Gilles and Esther Labelle became acquainted with miniature horses about 15 years ago when they were en route to a rodeo in Saskatoon and decided to make a slight detour to attend an exotic animal sale at the local auction.
The couple never made it to the rodeo, but three miniature horses came home with them to their acreage near Grandora, Saskatchewan that evening.
The Labelles were already breeding, raising and training Morgan horses, selling them across Canada and the United States. They then began reading up on miniatures and started training them for ground driving. As the herd size increased, they were readily able to sell some of the minis, particularly those trained for agility and driving, and today their reputation for raising well-mannered and well-cared-for horses continues to grow.
“It starts with human contact the day they’re born,” says Esther. She keeps records of when the mares are bred, and as it gets close to their due date, she prepares a maternity ward in the barn complete with several cameras. Television monitors, connected to the cameras, are set up in a trailer nearby so she can keep an eye on the expectant mothers at night. “I can tell by their breathing when they’re going into labour. I’m a light sleeper, so I pick it up right away.”
Esther spends the first couple of hours bonding with the newborn foal and its mother. “With human contact and working with the animals, they develop that trust in you and do anything you want.”
The Labelles use the method of least resistance. This means that when training the horse, the handler is continually reading the animal and responding accordingly. “When you want them to do something, you make it easy; when you don’t want them to do something, you make it awkward. They want to please you,” Gilles says.
“Every horse has his or her own personality. One will take to training really quickly, another not so quick.
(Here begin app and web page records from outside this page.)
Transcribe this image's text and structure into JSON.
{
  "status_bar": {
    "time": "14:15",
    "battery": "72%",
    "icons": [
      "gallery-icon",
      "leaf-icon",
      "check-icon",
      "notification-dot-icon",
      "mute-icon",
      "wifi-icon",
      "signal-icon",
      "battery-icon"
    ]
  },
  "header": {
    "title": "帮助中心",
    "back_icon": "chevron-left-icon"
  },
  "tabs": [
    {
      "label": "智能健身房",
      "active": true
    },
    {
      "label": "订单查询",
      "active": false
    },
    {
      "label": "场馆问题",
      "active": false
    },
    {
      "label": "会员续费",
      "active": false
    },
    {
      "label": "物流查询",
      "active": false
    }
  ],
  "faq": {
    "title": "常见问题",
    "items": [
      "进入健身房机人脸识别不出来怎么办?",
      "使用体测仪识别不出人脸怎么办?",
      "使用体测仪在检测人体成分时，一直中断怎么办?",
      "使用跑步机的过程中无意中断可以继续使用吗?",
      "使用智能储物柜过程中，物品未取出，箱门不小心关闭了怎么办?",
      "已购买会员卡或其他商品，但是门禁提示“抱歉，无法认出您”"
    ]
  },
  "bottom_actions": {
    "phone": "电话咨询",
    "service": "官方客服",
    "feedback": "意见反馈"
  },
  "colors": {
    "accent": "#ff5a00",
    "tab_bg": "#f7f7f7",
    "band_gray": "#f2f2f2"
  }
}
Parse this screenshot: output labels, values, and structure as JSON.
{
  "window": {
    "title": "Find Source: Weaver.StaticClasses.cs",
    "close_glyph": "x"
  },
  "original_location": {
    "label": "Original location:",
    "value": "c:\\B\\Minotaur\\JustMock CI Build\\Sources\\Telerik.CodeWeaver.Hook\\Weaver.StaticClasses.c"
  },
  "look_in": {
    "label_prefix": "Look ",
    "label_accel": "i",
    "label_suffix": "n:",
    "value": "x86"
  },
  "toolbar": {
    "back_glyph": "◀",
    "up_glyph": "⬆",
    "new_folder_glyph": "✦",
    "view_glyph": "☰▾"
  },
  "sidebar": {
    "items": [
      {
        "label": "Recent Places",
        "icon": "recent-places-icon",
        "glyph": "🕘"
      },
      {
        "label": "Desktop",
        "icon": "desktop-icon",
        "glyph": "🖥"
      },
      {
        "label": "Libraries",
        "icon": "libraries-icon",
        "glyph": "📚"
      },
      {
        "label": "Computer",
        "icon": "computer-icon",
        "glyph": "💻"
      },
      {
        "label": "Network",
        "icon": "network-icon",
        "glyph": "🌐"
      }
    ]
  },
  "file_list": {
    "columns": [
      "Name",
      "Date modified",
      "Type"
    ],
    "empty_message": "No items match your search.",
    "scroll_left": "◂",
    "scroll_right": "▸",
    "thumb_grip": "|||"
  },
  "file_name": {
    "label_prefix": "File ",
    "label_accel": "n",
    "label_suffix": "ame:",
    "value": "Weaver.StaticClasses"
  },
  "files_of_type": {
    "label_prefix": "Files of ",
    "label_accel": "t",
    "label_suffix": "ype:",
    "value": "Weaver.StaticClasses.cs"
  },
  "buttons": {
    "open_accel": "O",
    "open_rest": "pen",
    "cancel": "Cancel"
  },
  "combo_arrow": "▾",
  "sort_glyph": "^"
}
You have to be consistent and persistent. If you tell the horse one day he can’t do this, but the next day you allow it and the day after that you punish him, the horse becomes totally confused.
“Also, if you tell the horse, ‘you’re going on the right-hand side of that pylon,’ stick with it, whether it takes five minutes or five hours, he’s got to go on the right-hand side. You have to be proactive; you can’t be reacting to the horse. They are very good at reading your body language,” Gilles says.
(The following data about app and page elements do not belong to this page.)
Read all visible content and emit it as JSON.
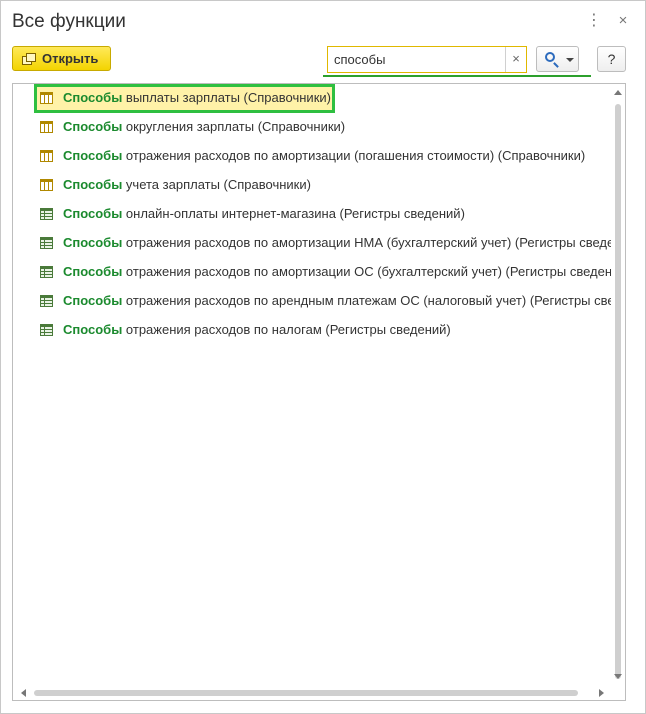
{
  "window": {
    "title": "Все функции",
    "more_icon": "⋮",
    "close_icon": "×"
  },
  "toolbar": {
    "open_label": "Открыть",
    "search_value": "способы",
    "clear_icon": "×",
    "help_label": "?"
  },
  "list": {
    "items": [
      {
        "highlight": "Способы",
        "rest": " выплаты зарплаты (Справочники)",
        "icon": "catalog-icon",
        "selected": true
      },
      {
        "highlight": "Способы",
        "rest": " округления зарплаты (Справочники)",
        "icon": "catalog-icon"
      },
      {
        "highlight": "Способы",
        "rest": " отражения расходов по амортизации (погашения стоимости) (Справочники)",
        "icon": "catalog-icon"
      },
      {
        "highlight": "Способы",
        "rest": " учета зарплаты (Справочники)",
        "icon": "catalog-icon"
      },
      {
        "highlight": "Способы",
        "rest": " онлайн-оплаты интернет-магазина (Регистры сведений)",
        "icon": "register-icon"
      },
      {
        "highlight": "Способы",
        "rest": " отражения расходов по амортизации НМА (бухгалтерский учет) (Регистры сведений)",
        "icon": "register-icon"
      },
      {
        "highlight": "Способы",
        "rest": " отражения расходов по амортизации ОС (бухгалтерский учет) (Регистры сведений)",
        "icon": "register-icon"
      },
      {
        "highlight": "Способы",
        "rest": " отражения расходов по арендным платежам ОС (налоговый учет) (Регистры сведений)",
        "icon": "register-icon"
      },
      {
        "highlight": "Способы",
        "rest": " отражения расходов по налогам (Регистры сведений)",
        "icon": "register-icon"
      }
    ]
  },
  "colors": {
    "highlight_text": "#1b8a2e",
    "selection_border": "#2fbf40",
    "selection_fill": "#fff2a8",
    "open_button": "#f3d400"
  }
}
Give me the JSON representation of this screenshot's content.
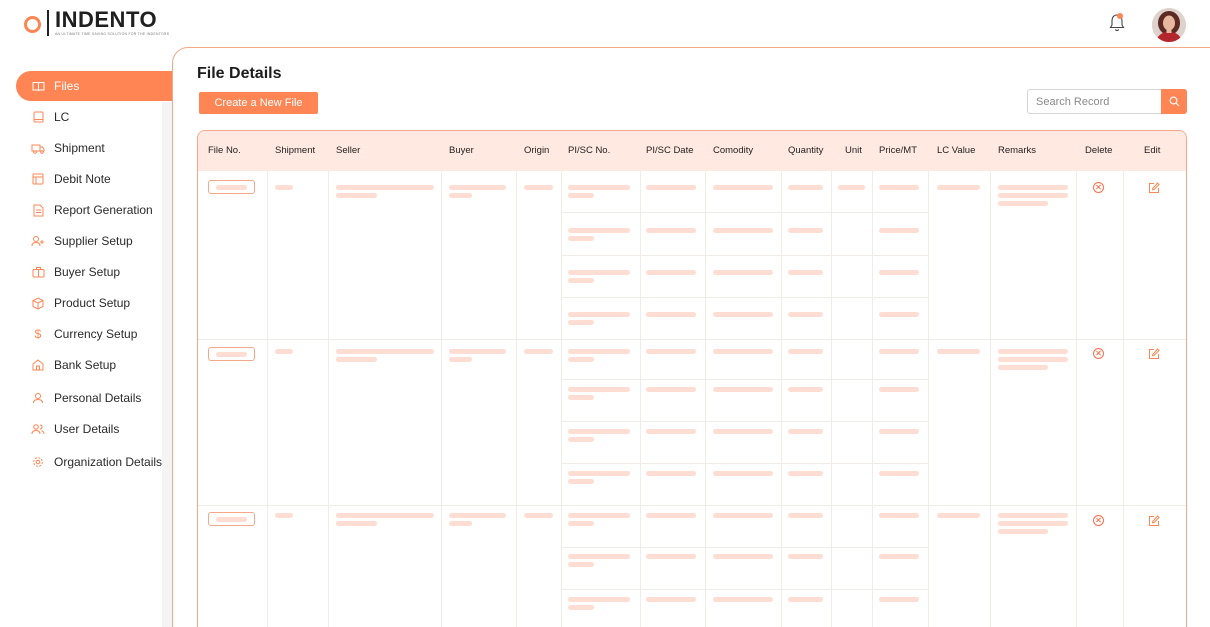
{
  "brand": {
    "name": "INDENTO",
    "tagline": "AN ULTIMATE TIME SAVING SOLUTION FOR THE INDENTORS"
  },
  "sidebar": {
    "items": [
      {
        "label": "Files",
        "icon": "book-icon",
        "active": true
      },
      {
        "label": "LC",
        "icon": "document-icon"
      },
      {
        "label": "Shipment",
        "icon": "truck-icon"
      },
      {
        "label": "Debit Note",
        "icon": "receipt-icon"
      },
      {
        "label": "Report Generation",
        "icon": "report-icon"
      },
      {
        "label": "Supplier Setup",
        "icon": "user-plus-icon"
      },
      {
        "label": "Buyer Setup",
        "icon": "briefcase-icon"
      },
      {
        "label": "Product Setup",
        "icon": "box-icon"
      },
      {
        "label": "Currency Setup",
        "icon": "dollar-icon"
      },
      {
        "label": "Bank Setup",
        "icon": "bank-icon"
      },
      {
        "label": "Personal Details",
        "icon": "user-icon"
      },
      {
        "label": "User Details",
        "icon": "users-icon"
      },
      {
        "label": "Organization Details",
        "icon": "gear-icon"
      }
    ]
  },
  "main": {
    "title": "File Details",
    "create_button": "Create a New File",
    "search_placeholder": "Search Record"
  },
  "table": {
    "columns": [
      "File No.",
      "Shipment",
      "Seller",
      "Buyer",
      "Origin",
      "PI/SC No.",
      "PI/SC Date",
      "Comodity",
      "Quantity",
      "Unit",
      "Price/MT",
      "LC Value",
      "Remarks",
      "Delete",
      "Edit"
    ]
  },
  "colors": {
    "accent": "#ff8554",
    "header_bg": "#ffe9e1",
    "placeholder": "#ffddd2",
    "delete": "#ff6b4a"
  }
}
Miniature horses are hardy and adaptable. They are dewormed spring and fall, and immunized every spring for eastern and western swamp fever and tetanus. Gilles does the hoof trimming. He also builds much of his own equipment, such as eveners, poles, neck yokes, racks for the wagons, and runners for the sleighs.
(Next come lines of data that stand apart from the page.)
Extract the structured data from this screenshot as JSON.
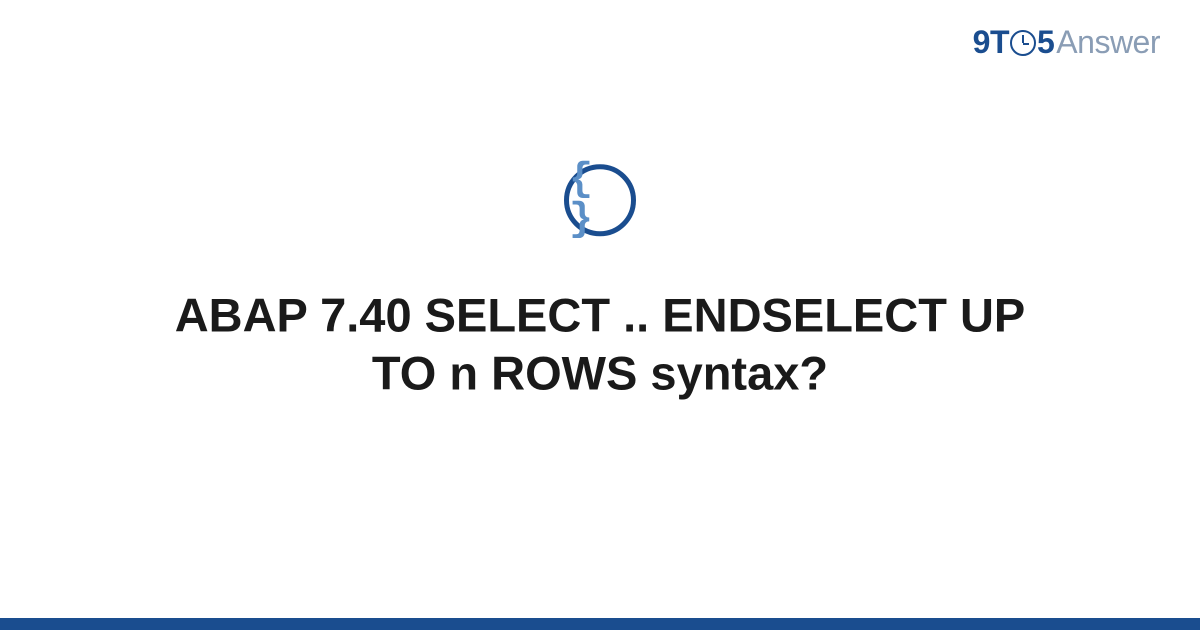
{
  "brand": {
    "nine": "9",
    "t": "T",
    "five": "5",
    "answer": "Answer"
  },
  "category_icon": {
    "name": "code-braces-icon",
    "symbol": "{ }"
  },
  "question": {
    "title": "ABAP 7.40 SELECT .. ENDSELECT UP TO n ROWS syntax?"
  },
  "colors": {
    "primary": "#1a4d8f",
    "secondary": "#8a9db5",
    "icon_inner": "#5b8fc7"
  }
}
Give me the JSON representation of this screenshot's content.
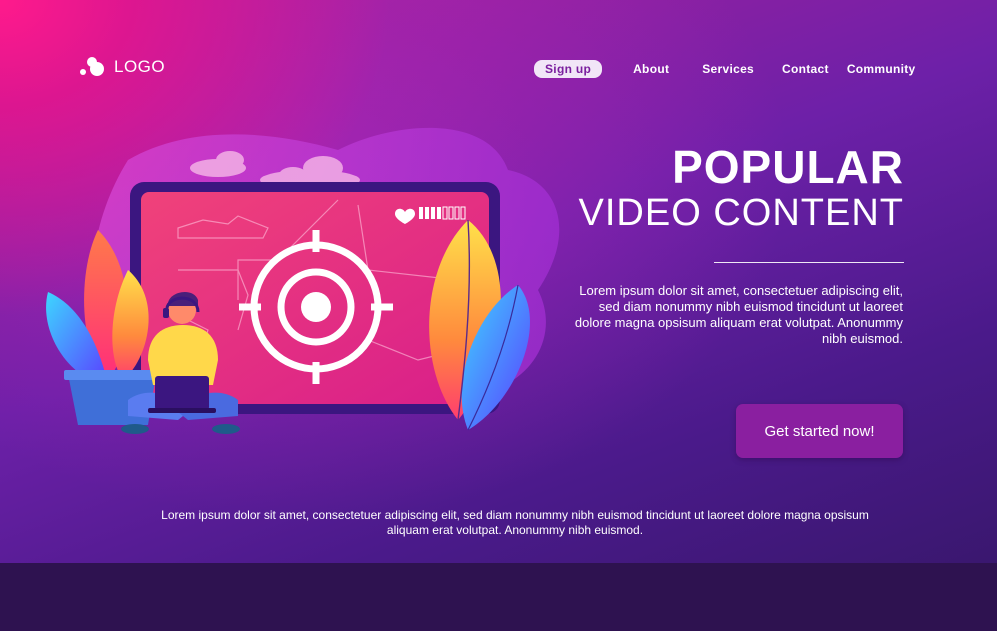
{
  "header": {
    "logo_text": "LOGO",
    "nav": {
      "signup": "Sign up",
      "about": "About",
      "services": "Services",
      "contact": "Contact",
      "community": "Community"
    }
  },
  "hero": {
    "title_line1": "POPULAR",
    "title_line2": "VIDEO CONTENT",
    "description": "Lorem ipsum dolor sit amet, consectetuer adipiscing elit, sed diam nonummy nibh euismod tincidunt ut laoreet dolore magna opsisum aliquam erat volutpat. Anonummy nibh euismod.",
    "cta_label": "Get started now!"
  },
  "footer": {
    "text": "Lorem ipsum dolor sit amet, consectetuer adipiscing elit, sed diam nonummy nibh euismod tincidunt ut laoreet dolore magna opsisum aliquam erat volutpat. Anonummy nibh euismod."
  },
  "illustration": {
    "icons": [
      "target-icon",
      "heart-icon",
      "battery-icon",
      "laptop-icon",
      "headset-icon",
      "cloud-icon",
      "leaf-icon"
    ]
  },
  "colors": {
    "accent_pink": "#ff1a8c",
    "deep_purple": "#2e1250",
    "button": "#8a1fa0",
    "signup_bg": "#f1e6f7"
  }
}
The Labelles are members of the American Miniature Horse Registry and the American Miniature Horse Association. They take the horses to functions such as the Equine Expo and parades, but do not participate in horse shows. “We’re not in it for the competition. We want to be involved with them for the fun of it, and entertain people to also enjoy them,” says Esther.
The Labelles were instrumental in establishing the province’s first Fun Time Miniature Horse Club. The club, geared for children, has a membership of about 50, half of which are children.
“Working with horses is both relaxing and satisfying. When I was still working off the farm, I’d come home after a bad day, and the horses just totally changed my outlook. They never talk back or get angry with you,” says Esther.